Alternative #2: Citrus Fibre and Pectin

Citrus fibre is a clean label ingredient that can also match elements of LBG functionality. Like LBG, it adds body, mouthfeel and sheen. As well as this, with a high water binding capacity, this alternative is well suited for use in ice cream and yoghurt applications. Another option could be to combine citrus fibre with pectin to provide a bespoke solution in complex applications. Previously this option has been seen as cost-prohibitive. However, with the increased cost of LBG combined with ongoing availability issues, citrus fibre and pectin combinations are now becoming a more viable alternative.

Chobani Mango Yoghurt
Chobani Mango and Cream Blended Greek Yoghurt uses LBG. Image via–multi/mango-and-cream/



Alternative #3: Guar Gum

Guar gum is a significantly cheaper option than the first two alternatives we’ve touched on. However, it does have some limitations. Two options are currently available – one an enzymatically modified guar and one a chemically modified guar.  Enzymatically modified guar can mimic the properties of LBG quite closely. Similarly, partially hydrolysed guar gum has also been used successfully in ice cream formulations. Naturally, the greater the modification the greater the cost. Nevertheless, guar gum is still typically much more cost-effective than LBG given the current prices.


Alternative #4: Other hydrocolloids & combination hydrocolloid systems

Other hydrocolloids systems have also been considered for replacing LBG. For example, there has been work done on the suitability of Konjac gum as a replacement. As well as this, a combination of various hydrocolloids such as guar, xanthan, agar, carrageenan and acacia gum can also be used to replace LBG.  Depending on the application, this approach can be the most effective in matching the many benefits of LBG. This approach allows for a more tailored solution, but it is heavily dependent on the cost in use benefit.

Aside from the options already mentioned, some manufacturers are also considering including ice structuring protein (ISP), psyllium husk and starch combinations, or even using no stabiliser at all. Fundamentally, there is no one right answer for what you should replace LBG with. The correct answer will depend on your application, your process and your budget.


Greek Yogurt, Granola And Fruits Breakfast In Jar
Coconut yoghurt alternatives often use LBG. Image via iStock.


How can we help?

Hawkins Watts works with some of the top global hydrocolloids suppliers, so we are well-positioned to help you determine the most suitable LBG alternatives.
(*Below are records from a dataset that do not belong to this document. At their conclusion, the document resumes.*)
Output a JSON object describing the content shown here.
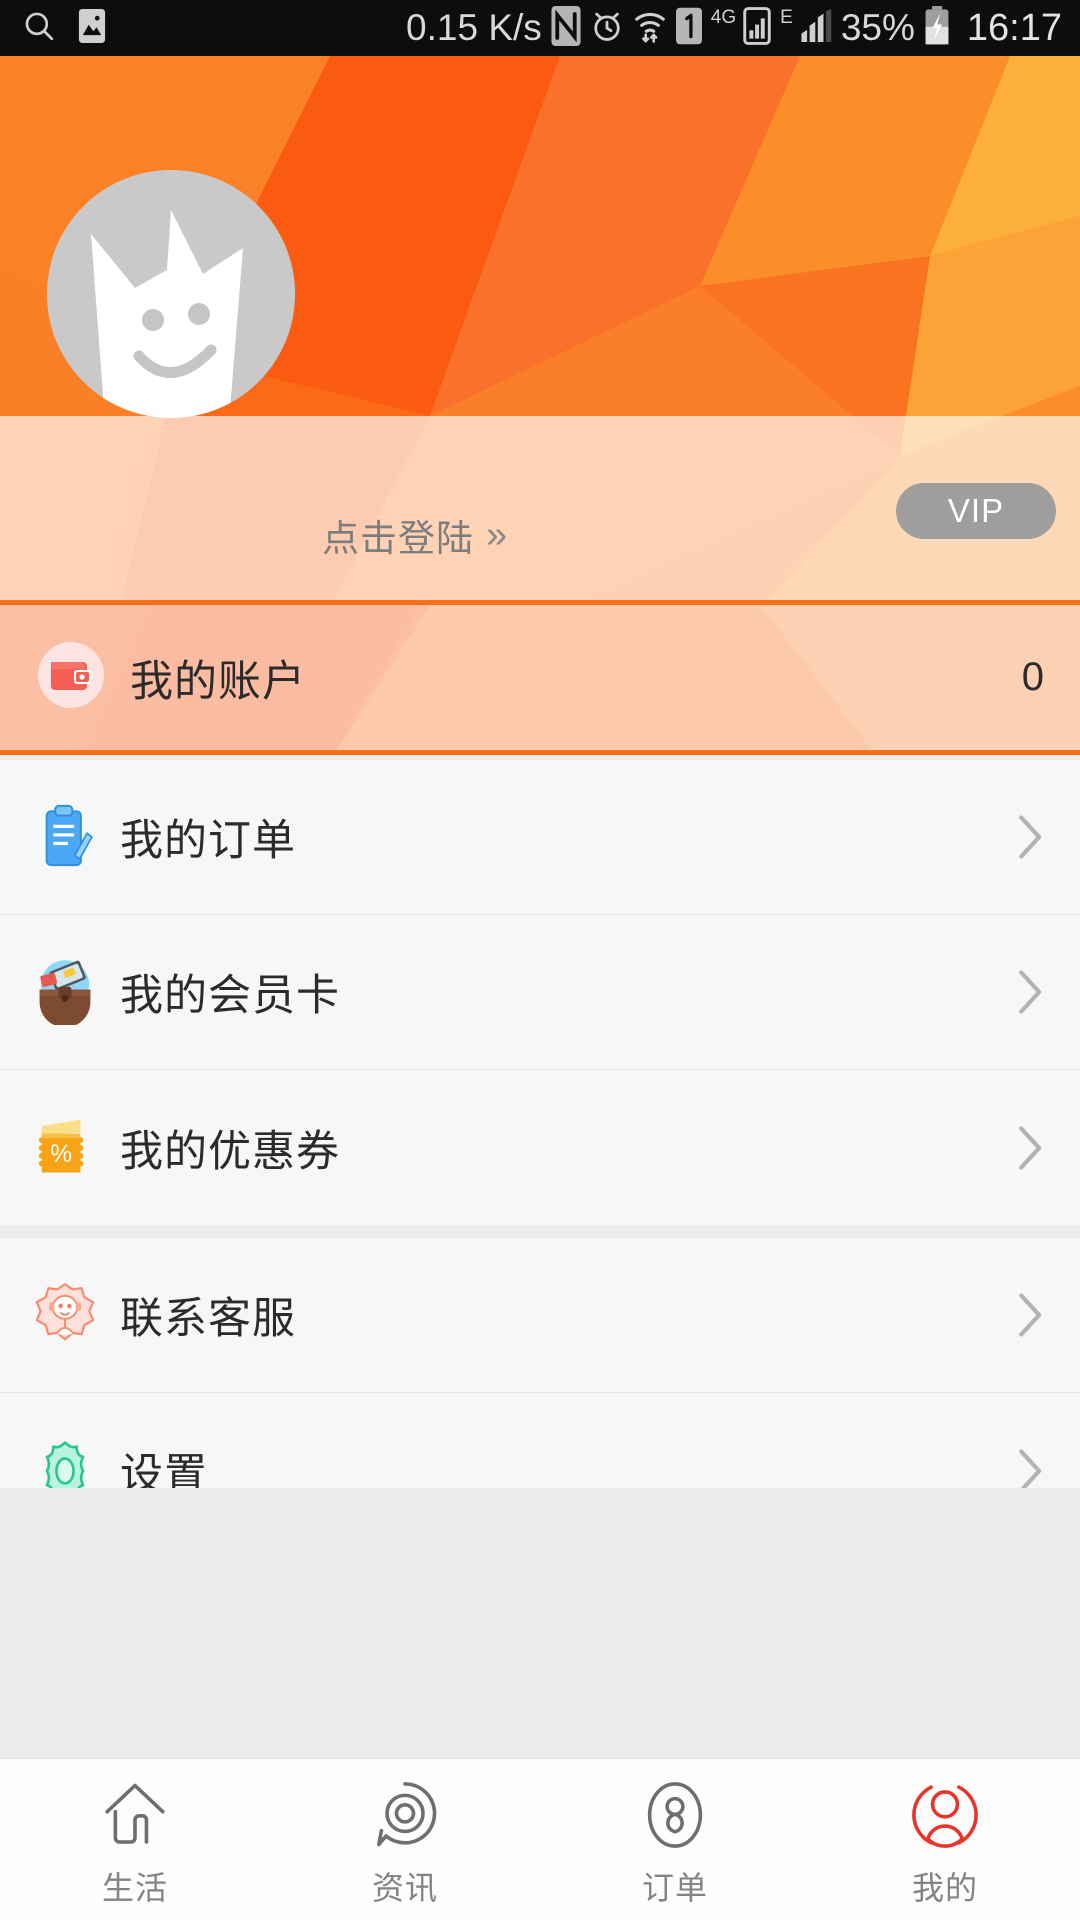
{
  "statusbar": {
    "icons_left": [
      "search-icon",
      "screenshot-icon"
    ],
    "network_speed": "0.15 K/s",
    "icons_mid": [
      "nfc-icon",
      "alarm-icon",
      "wifi-icon",
      "sim1-icon",
      "signal-4g-icon",
      "signal-e-icon"
    ],
    "label_4g": "4G",
    "label_e": "E",
    "battery": "35%",
    "battery_icon": "battery-charging-icon",
    "time": "16:17"
  },
  "header": {
    "avatar_name": "cat-avatar",
    "login_label": "点击登陆",
    "login_chevron": "»",
    "vip_label": "VIP",
    "colors": {
      "orange_dark": "#fb5b10",
      "orange_mid": "#fb7a22",
      "orange_light": "#fca233",
      "veil": "#fcd5bd"
    }
  },
  "account": {
    "icon": "wallet-icon",
    "label": "我的账户",
    "value": "0",
    "border_color": "#f8701b"
  },
  "menu": {
    "groups": [
      {
        "items": [
          {
            "icon": "clipboard-order-icon",
            "label": "我的订单",
            "chevron": "chevron-right-icon"
          },
          {
            "icon": "membership-card-icon",
            "label": "我的会员卡",
            "chevron": "chevron-right-icon"
          },
          {
            "icon": "coupon-percent-icon",
            "label": "我的优惠券",
            "chevron": "chevron-right-icon"
          }
        ]
      },
      {
        "items": [
          {
            "icon": "headset-support-icon",
            "label": "联系客服",
            "chevron": "chevron-right-icon"
          },
          {
            "icon": "gear-settings-icon",
            "label": "设置",
            "chevron": "chevron-right-icon"
          }
        ]
      }
    ]
  },
  "tabbar": {
    "active_color": "#e8352c",
    "inactive_color": "#6e6e6e",
    "items": [
      {
        "icon": "home-life-icon",
        "label": "生活",
        "active": false
      },
      {
        "icon": "news-bubble-icon",
        "label": "资讯",
        "active": false
      },
      {
        "icon": "order-hourglass-icon",
        "label": "订单",
        "active": false
      },
      {
        "icon": "profile-person-icon",
        "label": "我的",
        "active": true
      }
    ]
  }
}
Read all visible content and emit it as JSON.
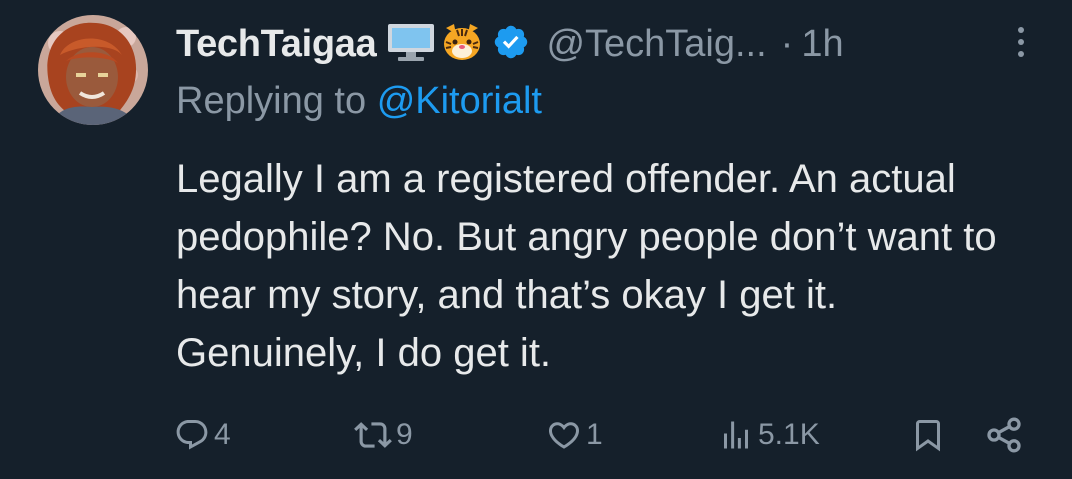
{
  "tweet": {
    "display_name": "TechTaigaa",
    "name_emojis": [
      "desktop-computer-emoji",
      "tiger-face-emoji"
    ],
    "verified": true,
    "handle": "@TechTaig...",
    "separator": "·",
    "timestamp": "1h",
    "replying_prefix": "Replying to",
    "replying_to": "@Kitorialt",
    "text": "Legally I am a registered offender. An actual pedophile? No. But angry people don’t want to hear my story, and that’s okay I get it. Genuinely, I do get it."
  },
  "actions": {
    "replies": "4",
    "reposts": "9",
    "likes": "1",
    "views": "5.1K"
  },
  "colors": {
    "background": "#15202b",
    "text": "#e7e9ea",
    "muted": "#8b98a5",
    "accent": "#1d9bf0"
  }
}
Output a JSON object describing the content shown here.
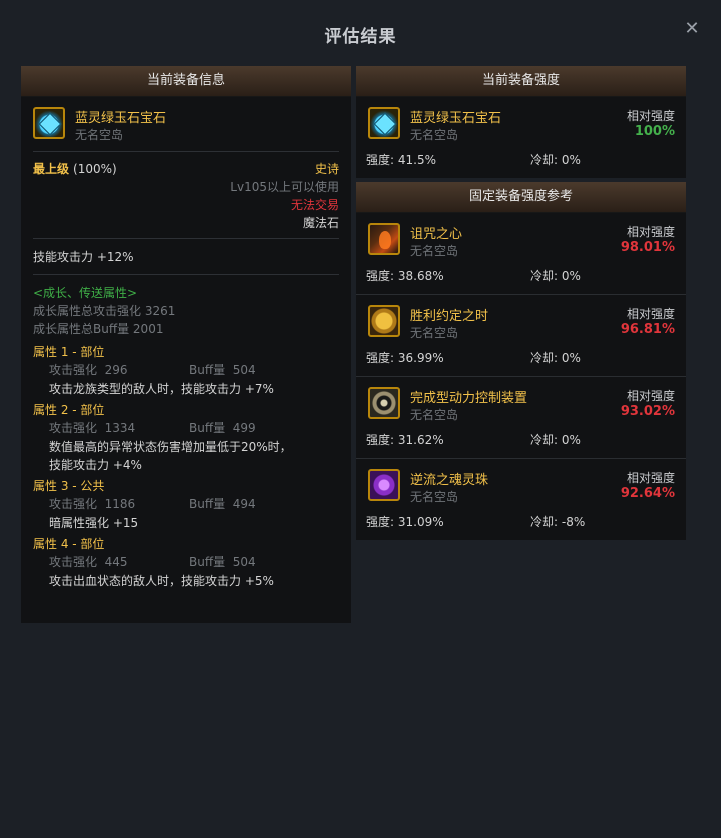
{
  "dialog": {
    "title": "评估结果",
    "close_label": "✕"
  },
  "left": {
    "header": "当前装备信息",
    "item": {
      "name": "蓝灵绿玉石宝石",
      "source": "无名空岛"
    },
    "grade_label": "最上级",
    "grade_pct": "(100%)",
    "rarity": "史诗",
    "level_req": "Lv105以上可以使用",
    "trade": "无法交易",
    "type": "魔法石",
    "skill_atk": "技能攻击力  +12%",
    "growth": {
      "title": "<成长、传送属性>",
      "total_atk": "成长属性总攻击强化 3261",
      "total_buff": "成长属性总Buff量 2001"
    },
    "attributes": [
      {
        "title": "属性 1 - 部位",
        "atk_label": "攻击强化",
        "atk": "296",
        "buff_label": "Buff量",
        "buff": "504",
        "effect": [
          "攻击龙族类型的敌人时，技能攻击力 +7%"
        ]
      },
      {
        "title": "属性 2 - 部位",
        "atk_label": "攻击强化",
        "atk": "1334",
        "buff_label": "Buff量",
        "buff": "499",
        "effect": [
          "数值最高的异常状态伤害增加量低于20%时，",
          "技能攻击力 +4%"
        ]
      },
      {
        "title": "属性 3 - 公共",
        "atk_label": "攻击强化",
        "atk": "1186",
        "buff_label": "Buff量",
        "buff": "494",
        "effect": [
          "暗属性强化 +15"
        ]
      },
      {
        "title": "属性 4 - 部位",
        "atk_label": "攻击强化",
        "atk": "445",
        "buff_label": "Buff量",
        "buff": "504",
        "effect": [
          "攻击出血状态的敌人时，技能攻击力 +5%"
        ]
      }
    ]
  },
  "current": {
    "header": "当前装备强度",
    "item": {
      "name": "蓝灵绿玉石宝石",
      "source": "无名空岛",
      "icon": "gem-icon"
    },
    "rel_label": "相对强度",
    "rel_value": "100%",
    "strength": "强度: 41.5%",
    "cooldown": "冷却: 0%"
  },
  "reference": {
    "header": "固定装备强度参考",
    "items": [
      {
        "name": "诅咒之心",
        "source": "无名空岛",
        "icon": "curse",
        "rel_label": "相对强度",
        "rel_value": "98.01%",
        "strength": "强度: 38.68%",
        "cooldown": "冷却: 0%"
      },
      {
        "name": "胜利约定之时",
        "source": "无名空岛",
        "icon": "oath",
        "rel_label": "相对强度",
        "rel_value": "96.81%",
        "strength": "强度: 36.99%",
        "cooldown": "冷却: 0%"
      },
      {
        "name": "完成型动力控制装置",
        "source": "无名空岛",
        "icon": "gear",
        "rel_label": "相对强度",
        "rel_value": "93.02%",
        "strength": "强度: 31.62%",
        "cooldown": "冷却: 0%"
      },
      {
        "name": "逆流之魂灵珠",
        "source": "无名空岛",
        "icon": "orb",
        "rel_label": "相对强度",
        "rel_value": "92.64%",
        "strength": "强度: 31.09%",
        "cooldown": "冷却: -8%"
      }
    ]
  }
}
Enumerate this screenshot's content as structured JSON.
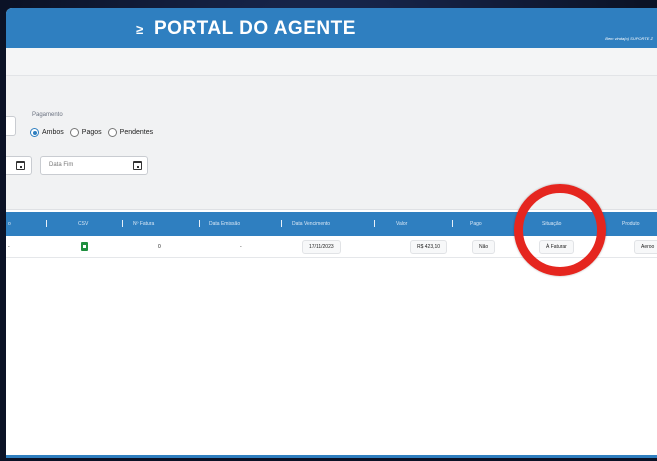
{
  "header": {
    "title": "PORTAL DO AGENTE",
    "menu_icon": "menu-icon",
    "welcome": "Bem vinda(o) SUPORTE Z",
    "bg_color": "#2f7fc0"
  },
  "filters": {
    "payment_label": "Pagamento",
    "payment_options": [
      {
        "label": "Ambos",
        "checked": true
      },
      {
        "label": "Pagos",
        "checked": false
      },
      {
        "label": "Pendentes",
        "checked": false
      }
    ],
    "date_end_placeholder": "Data Fim",
    "calendar_icon": "calendar-icon"
  },
  "table": {
    "headers": [
      "o",
      "CSV",
      "Nº Fatura",
      "Data Emissão",
      "Data Vencimento",
      "Valor",
      "Pago",
      "Situação",
      "Produto"
    ],
    "rows": [
      {
        "first": "-",
        "csv_icon": "csv-file-icon",
        "fatura": "0",
        "emissao": "-",
        "vencimento": "17/11/2023",
        "valor": "R$ 423,10",
        "pago": "Não",
        "situacao": "À Faturar",
        "produto": "Aeroo"
      }
    ]
  },
  "annotation": {
    "highlight_color": "#e5261f"
  }
}
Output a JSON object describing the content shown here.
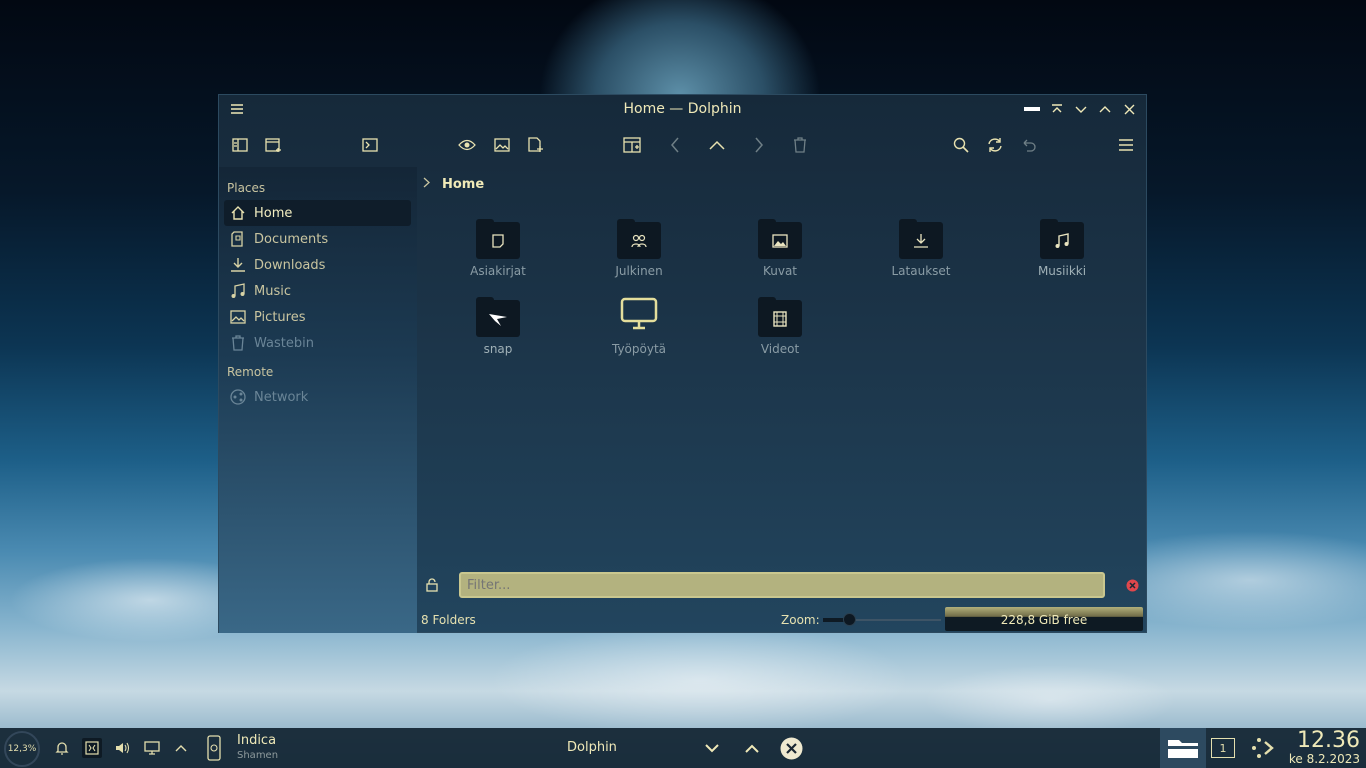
{
  "window": {
    "title": "Home — Dolphin"
  },
  "sidebar": {
    "places_header": "Places",
    "places": [
      {
        "label": "Home",
        "icon": "home-icon",
        "active": true
      },
      {
        "label": "Documents",
        "icon": "documents-icon"
      },
      {
        "label": "Downloads",
        "icon": "downloads-icon"
      },
      {
        "label": "Music",
        "icon": "music-icon"
      },
      {
        "label": "Pictures",
        "icon": "pictures-icon"
      },
      {
        "label": "Wastebin",
        "icon": "trash-icon"
      }
    ],
    "remote_header": "Remote",
    "remote": [
      {
        "label": "Network",
        "icon": "network-icon"
      }
    ]
  },
  "breadcrumb": {
    "current": "Home"
  },
  "items": [
    {
      "label": "Asiakirjat",
      "icon": "document-folder-icon"
    },
    {
      "label": "Julkinen",
      "icon": "public-folder-icon"
    },
    {
      "label": "Kuvat",
      "icon": "pictures-folder-icon"
    },
    {
      "label": "Lataukset",
      "icon": "downloads-folder-icon"
    },
    {
      "label": "Musiikki",
      "icon": "music-folder-icon"
    },
    {
      "label": "snap",
      "icon": "snap-folder-icon"
    },
    {
      "label": "Työpöytä",
      "icon": "desktop-icon"
    },
    {
      "label": "Videot",
      "icon": "videos-folder-icon"
    }
  ],
  "filter": {
    "placeholder": "Filter..."
  },
  "status": {
    "folders": "8 Folders",
    "zoom_label": "Zoom:",
    "zoom_level": 0.22,
    "free_space": "228,8 GiB free",
    "disk_used_fraction": 0.5
  },
  "taskbar": {
    "cpu": "12,3%",
    "media_title": "Indica",
    "media_artist": "Shamen",
    "active_window": "Dolphin",
    "desktop_number": "1",
    "time": "12.36",
    "date": "ke 8.2.2023"
  },
  "colors": {
    "accent": "#efe9b8",
    "window_bg": "#1b3347",
    "filter_bg": "#b3b27f",
    "close_red": "#e0474c"
  }
}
We can provide:

  • technical support;
  • ingredients;
  • laboratory work specifically for your re-formulation.

Please get in touch if you would like more information about these alternatives, or if you would like tailored advice on how to go about replacing LBG in your formulations.